<span style="font-family: Lucida Console;">[FONT=Arial, Helvetica, sans-serif]Later an indoor exhibit was built using a huge amount of live rock, industrial fiberglass grating and I-beams, cable ties, epoxy paste, and two 250 gallon surge devices on the roof. It has a 3" aragonite gravel substrate, natural sunlight and Metal Halide lamps. He moved a giant clam, acquired in 1982, from the original tank to the new location using four people to lift it's 167 lb weight. Twenty years is a long time for anyone's animal in captivity!</span>[/FONT]

<span style="font-family: Lucida Console;">[FONT=Arial, Helvetica, sans-serif]The soft coral Dendronepthya is gorgeous but unsuccessful in captivity. Dr. Carlson has tried circular tanks with tidal flow and hung the soft coral upside down from PVC pipe racks. Feeding response was limited to shrimp juice with no interest in phytoplankton. At best they live 6 months and shrink and die.</span>[/FONT]

<span style="font-family: Lucida Console;">[FONT=Arial, Helvetica, sans-serif]A boat anchor can leave total destruction behind on a coral reef and looks like a desert of bare rocks. By using portland cement squeezed from baggies like a pastry chef and lots of frags, an attempt at repopulation was performed but considered impractical. It took a very large effort and many hours to seed a small patch. The best solution is to ensure water conditions are right and then let the ocean reseed the vacancy.</span>[/FONT]

<span style="font-family: Lucida Console;">[FONT=Arial, Helvetica, sans-serif]1998 and 2000 were major Bleaching events. Coral colonies disappeared and like a forest fire, entire archipelagos disappeared. The only survivors were in a major water flow which helped with the over 90 F. too hot water. Central Fiji was missed in 1998, but surrendered in 2000. Fortunately for those that study reefs, Dr. Carlson was able to fly out overnight during the second event and record the snow white corals during that brief moment they expelled all their zooxanthelae and their death. Hard and soft corals, table corals, were all gone. The actually coral tissue is transparent with hints of pink and purple and quite remarkable closeup, but within days, algae had taken over. Below 60 ft there were some survivors but for the fish that depend on the reef for food and sanctuary, they passed away as well. Off shore reefs in pristine water are recovering slowly after 6 years, but turbid near shore reefs are very slow coming back. The National Oceanic Atmospheric Administration [NOAA] tracks surface temperature at night but no one has a solution to these warming events.</span>[/FONT]

<span style="font-family: Lucida Console;">[FONT=Arial, Helvetica, sans-serif]The future generation of aquarium hobbyists will need to focus on breeding to sustain the hobby.
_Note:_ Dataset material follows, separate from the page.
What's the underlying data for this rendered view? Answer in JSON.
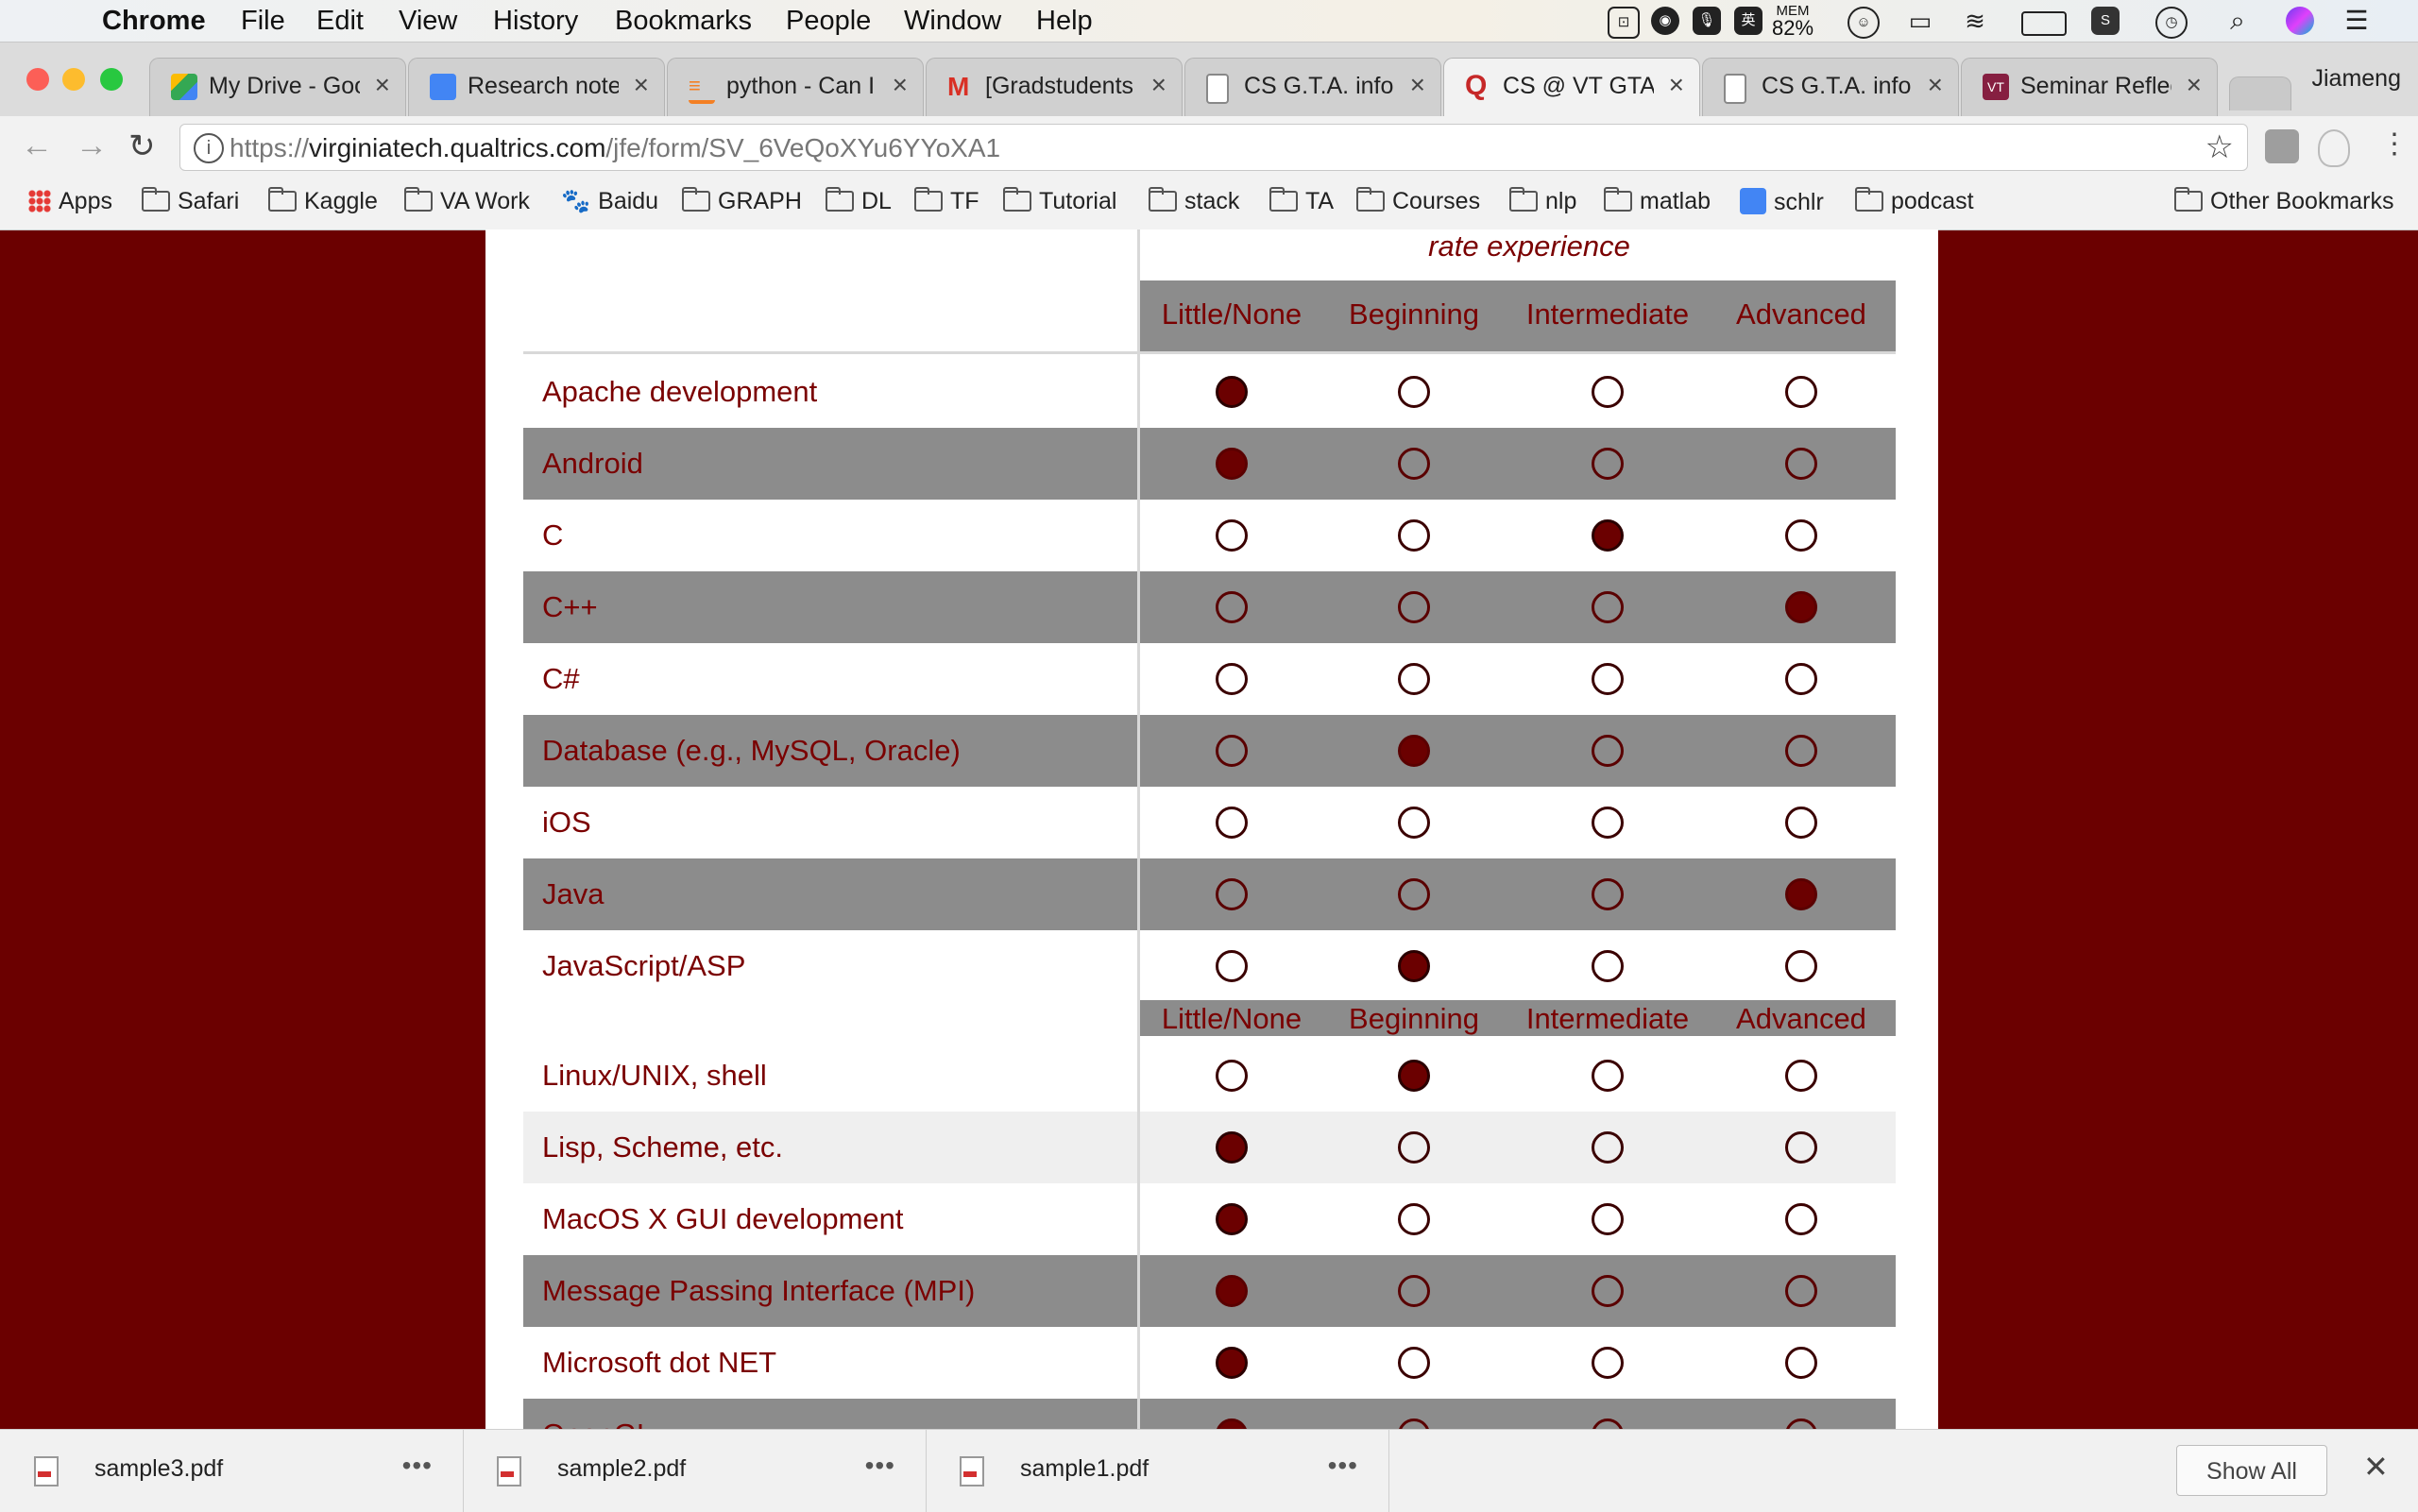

Every night, on the reef at dusk as most people settle down to dinner, the fish on the reef are breeding. They are obviously willing to help us in making captive raised fish the normal aquarium occupants.</span>[/FONT]